━━ Exercise input

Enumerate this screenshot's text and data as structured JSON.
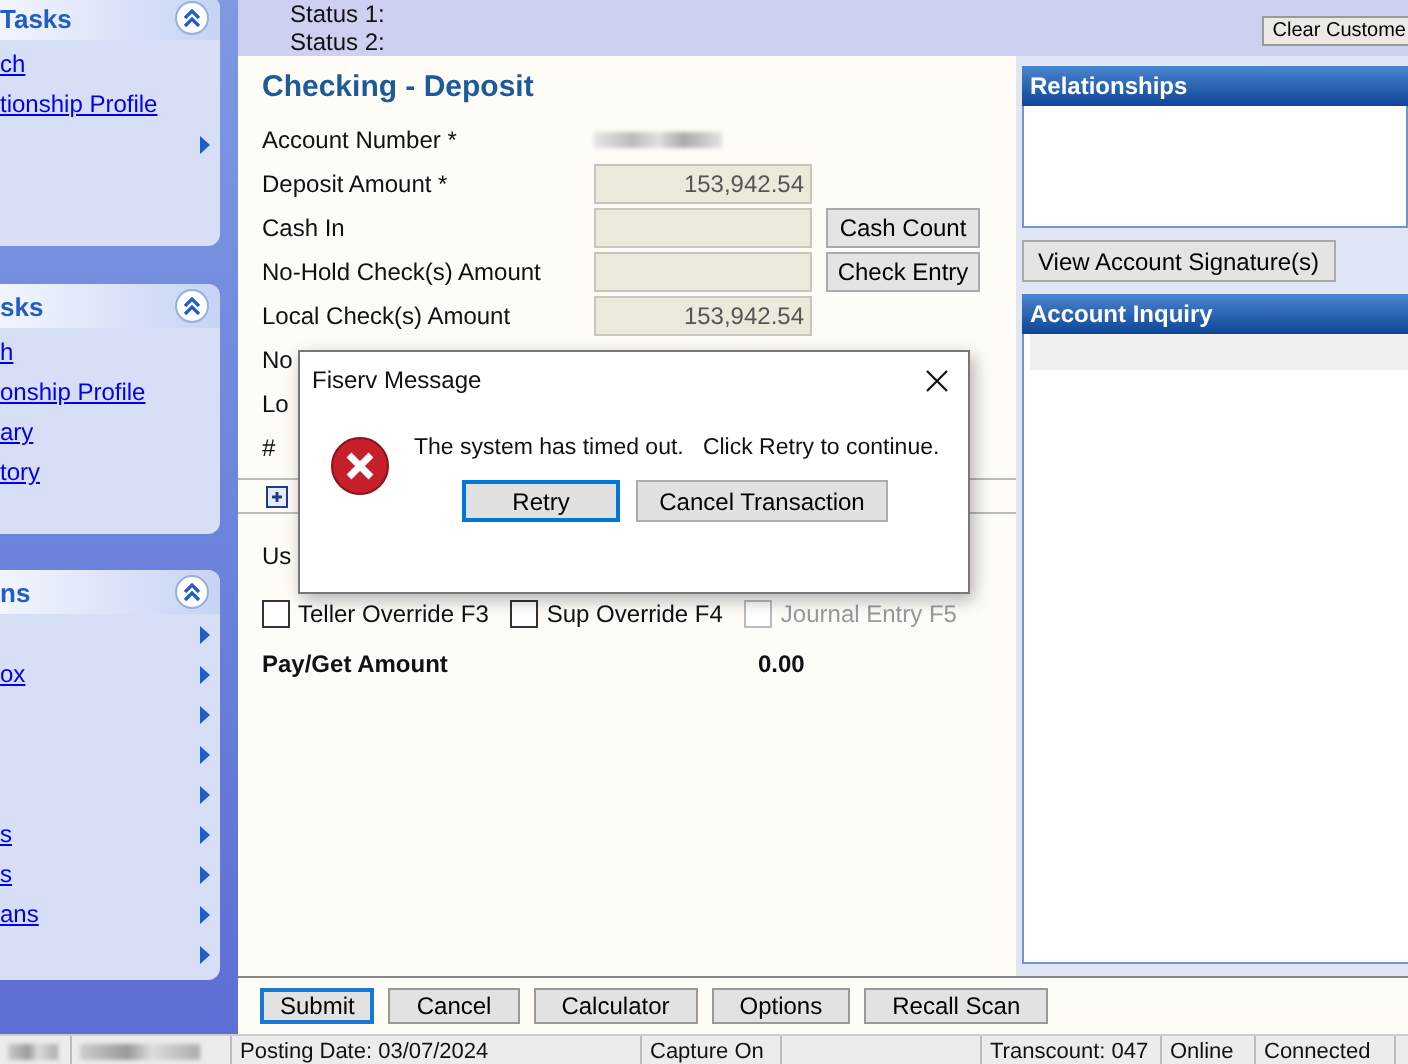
{
  "sidebar": {
    "panels": [
      {
        "title": "Tasks",
        "expanded": true,
        "items": [
          {
            "label": "ch",
            "has_arrow": false
          },
          {
            "label": "tionship Profile",
            "has_arrow": false
          },
          {
            "has_arrow": true
          }
        ]
      },
      {
        "title": "sks",
        "expanded": true,
        "items": [
          {
            "label": "h",
            "has_arrow": false
          },
          {
            "label": "onship Profile",
            "has_arrow": false
          },
          {
            "label": "ary",
            "has_arrow": false
          },
          {
            "label": "tory",
            "has_arrow": false
          }
        ]
      },
      {
        "title": "ns",
        "expanded": true,
        "items": [
          {
            "has_arrow": true
          },
          {
            "label": "ox",
            "has_arrow": true
          },
          {
            "has_arrow": true
          },
          {
            "has_arrow": true
          },
          {
            "has_arrow": true
          },
          {
            "label": "s",
            "has_arrow": true
          },
          {
            "label": "s",
            "has_arrow": true
          },
          {
            "label": "ans",
            "has_arrow": true
          },
          {
            "has_arrow": true
          }
        ]
      }
    ]
  },
  "header": {
    "status_lines": [
      "Status 1:",
      "Status 2:"
    ],
    "button": "Clear Custome"
  },
  "form": {
    "title": "Checking - Deposit",
    "fields": [
      {
        "label": "Account Number *",
        "kind": "masked"
      },
      {
        "label": "Deposit Amount *",
        "kind": "input",
        "value": "153,942.54"
      },
      {
        "label": "Cash In",
        "kind": "input",
        "button": "Cash Count"
      },
      {
        "label": "No-Hold Check(s) Amount",
        "kind": "input",
        "button": "Check Entry"
      },
      {
        "label": "Local Check(s) Amount",
        "kind": "input",
        "value": "153,942.54"
      },
      {
        "label": "No",
        "kind": "label"
      },
      {
        "label": "Lo",
        "kind": "label"
      },
      {
        "label": "#",
        "kind": "label"
      }
    ],
    "lower_label": "Us",
    "checkboxes": [
      {
        "label": "Teller Override F3",
        "checked": false,
        "disabled": false
      },
      {
        "label": "Sup Override F4",
        "checked": false,
        "disabled": false
      },
      {
        "label": "Journal Entry F5",
        "checked": false,
        "disabled": true
      }
    ],
    "total_label": "Pay/Get Amount",
    "total_value": "0.00"
  },
  "right_panel": {
    "relationships_title": "Relationships",
    "signature_button": "View Account Signature(s)",
    "inquiry_title": "Account Inquiry"
  },
  "buttons": [
    {
      "label": "Submit",
      "default": true
    },
    {
      "label": "Cancel",
      "default": false
    },
    {
      "label": "Calculator",
      "default": false
    },
    {
      "label": "Options",
      "default": false
    },
    {
      "label": "Recall Scan",
      "default": false
    }
  ],
  "status_bar": [
    {
      "kind": "masked"
    },
    {
      "kind": "masked"
    },
    {
      "kind": "text",
      "text": "Posting Date: 03/07/2024"
    },
    {
      "kind": "text",
      "text": "Capture On"
    },
    {
      "kind": "empty"
    },
    {
      "kind": "text",
      "text": "Transcount: 047"
    },
    {
      "kind": "text",
      "text": "Online"
    },
    {
      "kind": "text",
      "text": "Connected"
    }
  ],
  "dialog": {
    "title": "Fiserv Message",
    "message": "The system has timed out.   Click Retry to continue.",
    "buttons": [
      {
        "label": "Retry",
        "default": true
      },
      {
        "label": "Cancel Transaction",
        "default": false
      }
    ]
  }
}
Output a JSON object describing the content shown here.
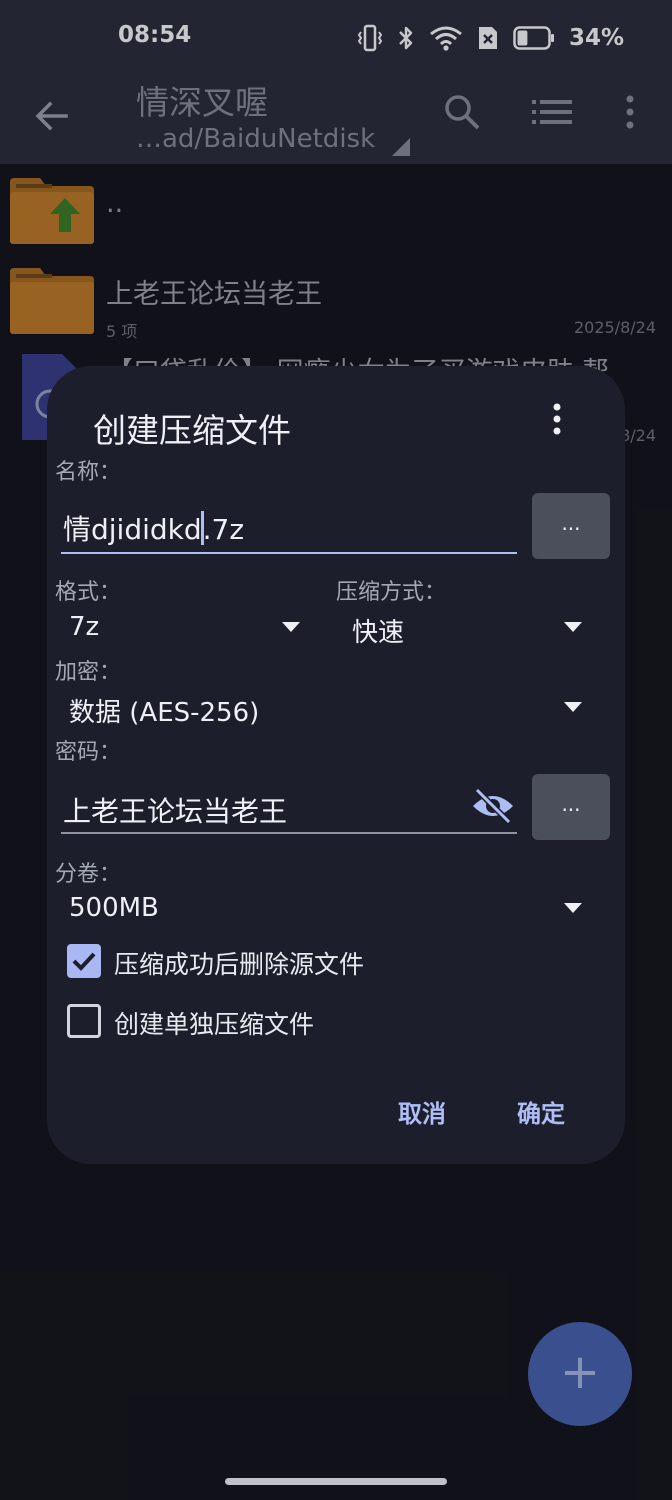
{
  "status_bar": {
    "time": "08:54",
    "battery_percent": "34%",
    "battery_level": 0.34,
    "icons": [
      "vibrate-icon",
      "bluetooth-icon",
      "wifi-icon",
      "no-sim-icon",
      "battery-icon"
    ]
  },
  "app_bar": {
    "title": "情深叉喔",
    "subtitle": "…ad/BaiduNetdisk"
  },
  "file_list": [
    {
      "name": "..",
      "meta": "",
      "date": ""
    },
    {
      "name": "上老王论坛当老王",
      "meta": "5 项",
      "date": "2025/8/24"
    },
    {
      "name": "【口袋乱伦】 网瘾少女为了买游戏皮肤 帮",
      "meta": "",
      "date": "8/24"
    }
  ],
  "dialog": {
    "title": "创建压缩文件",
    "name_label": "名称：",
    "name_value_before_cursor": "情djididkd",
    "name_value_after_cursor": ".7z",
    "browse_label": "...",
    "format_label": "格式：",
    "format_value": "7z",
    "compression_label": "压缩方式：",
    "compression_value": "快速",
    "encryption_label": "加密：",
    "encryption_value": "数据 (AES-256)",
    "password_label": "密码：",
    "password_value": "上老王论坛当老王",
    "split_label": "分卷：",
    "split_value": "500MB",
    "delete_source_label": "压缩成功后删除源文件",
    "delete_source_checked": true,
    "separate_archives_label": "创建单独压缩文件",
    "separate_archives_checked": false,
    "cancel_label": "取消",
    "ok_label": "确定"
  },
  "fab": {
    "label": "+"
  },
  "colors": {
    "accent": "#aebdf6",
    "dialog_bg": "#1c1f2b",
    "appbar_bg": "#2b2f3d",
    "folder": "#b9782a",
    "fab": "#3a4f8d"
  }
}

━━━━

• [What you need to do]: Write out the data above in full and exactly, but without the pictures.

• [Exercise solution]:
Enumerate this screenshot's text and data as structured JSON.
{
  "sidebar": {
    "panels": [
      {
        "title": "Tasks",
        "expanded": true,
        "items": [
          {
            "label": "ch",
            "has_arrow": false
          },
          {
            "label": "tionship Profile",
            "has_arrow": false
          },
          {
            "has_arrow": true
          }
        ]
      },
      {
        "title": "sks",
        "expanded": true,
        "items": [
          {
            "label": "h",
            "has_arrow": false
          },
          {
            "label": "onship Profile",
            "has_arrow": false
          },
          {
            "label": "ary",
            "has_arrow": false
          },
          {
            "label": "tory",
            "has_arrow": false
          }
        ]
      },
      {
        "title": "ns",
        "expanded": true,
        "items": [
          {
            "has_arrow": true
          },
          {
            "label": "ox",
            "has_arrow": true
          },
          {
            "has_arrow": true
          },
          {
            "has_arrow": true
          },
          {
            "has_arrow": true
          },
          {
            "label": "s",
            "has_arrow": true
          },
          {
            "label": "s",
            "has_arrow": true
          },
          {
            "label": "ans",
            "has_arrow": true
          },
          {
            "has_arrow": true
          }
        ]
      }
    ]
  },
  "header": {
    "status_lines": [
      "Status 1:",
      "Status 2:"
    ],
    "button": "Clear Custome"
  },
  "form": {
    "title": "Checking - Deposit",
    "fields": [
      {
        "label": "Account Number *",
        "kind": "masked"
      },
      {
        "label": "Deposit Amount *",
        "kind": "input",
        "value": "153,942.54"
      },
      {
        "label": "Cash In",
        "kind": "input",
        "button": "Cash Count"
      },
      {
        "label": "No-Hold Check(s) Amount",
        "kind": "input",
        "button": "Check Entry"
      },
      {
        "label": "Local Check(s) Amount",
        "kind": "input",
        "value": "153,942.54"
      },
      {
        "label": "No",
        "kind": "label"
      },
      {
        "label": "Lo",
        "kind": "label"
      },
      {
        "label": "#",
        "kind": "label"
      }
    ],
    "lower_label": "Us",
    "checkboxes": [
      {
        "label": "Teller Override F3",
        "checked": false,
        "disabled": false
      },
      {
        "label": "Sup Override F4",
        "checked": false,
        "disabled": false
      },
      {
        "label": "Journal Entry F5",
        "checked": false,
        "disabled": true
      }
    ],
    "total_label": "Pay/Get Amount",
    "total_value": "0.00"
  },
  "right_panel": {
    "relationships_title": "Relationships",
    "signature_button": "View Account Signature(s)",
    "inquiry_title": "Account Inquiry"
  },
  "buttons": [
    {
      "label": "Submit",
      "default": true
    },
    {
      "label": "Cancel",
      "default": false
    },
    {
      "label": "Calculator",
      "default": false
    },
    {
      "label": "Options",
      "default": false
    },
    {
      "label": "Recall Scan",
      "default": false
    }
  ],
  "status_bar": [
    {
      "kind": "masked"
    },
    {
      "kind": "masked"
    },
    {
      "kind": "text",
      "text": "Posting Date: 03/07/2024"
    },
    {
      "kind": "text",
      "text": "Capture On"
    },
    {
      "kind": "empty"
    },
    {
      "kind": "text",
      "text": "Transcount: 047"
    },
    {
      "kind": "text",
      "text": "Online"
    },
    {
      "kind": "text",
      "text": "Connected"
    }
  ],
  "dialog": {
    "title": "Fiserv Message",
    "message": "The system has timed out.   Click Retry to continue.",
    "buttons": [
      {
        "label": "Retry",
        "default": true
      },
      {
        "label": "Cancel Transaction",
        "default": false
      }
    ]
  }
}
Output a JSON object describing the content shown here.
{
  "status_bar": {
    "time": "08:54",
    "battery_percent": "34%",
    "battery_level": 0.34,
    "icons": [
      "vibrate-icon",
      "bluetooth-icon",
      "wifi-icon",
      "no-sim-icon",
      "battery-icon"
    ]
  },
  "app_bar": {
    "title": "情深叉喔",
    "subtitle": "…ad/BaiduNetdisk"
  },
  "file_list": [
    {
      "name": "..",
      "meta": "",
      "date": ""
    },
    {
      "name": "上老王论坛当老王",
      "meta": "5 项",
      "date": "2025/8/24"
    },
    {
      "name": "【口袋乱伦】 网瘾少女为了买游戏皮肤 帮",
      "meta": "",
      "date": "8/24"
    }
  ],
  "dialog": {
    "title": "创建压缩文件",
    "name_label": "名称：",
    "name_value_before_cursor": "情djididkd",
    "name_value_after_cursor": ".7z",
    "browse_label": "...",
    "format_label": "格式：",
    "format_value": "7z",
    "compression_label": "压缩方式：",
    "compression_value": "快速",
    "encryption_label": "加密：",
    "encryption_value": "数据 (AES-256)",
    "password_label": "密码：",
    "password_value": "上老王论坛当老王",
    "split_label": "分卷：",
    "split_value": "500MB",
    "delete_source_label": "压缩成功后删除源文件",
    "delete_source_checked": true,
    "separate_archives_label": "创建单独压缩文件",
    "separate_archives_checked": false,
    "cancel_label": "取消",
    "ok_label": "确定"
  },
  "fab": {
    "label": "+"
  },
  "colors": {
    "accent": "#aebdf6",
    "dialog_bg": "#1c1f2b",
    "appbar_bg": "#2b2f3d",
    "folder": "#b9782a",
    "fab": "#3a4f8d"
  }
}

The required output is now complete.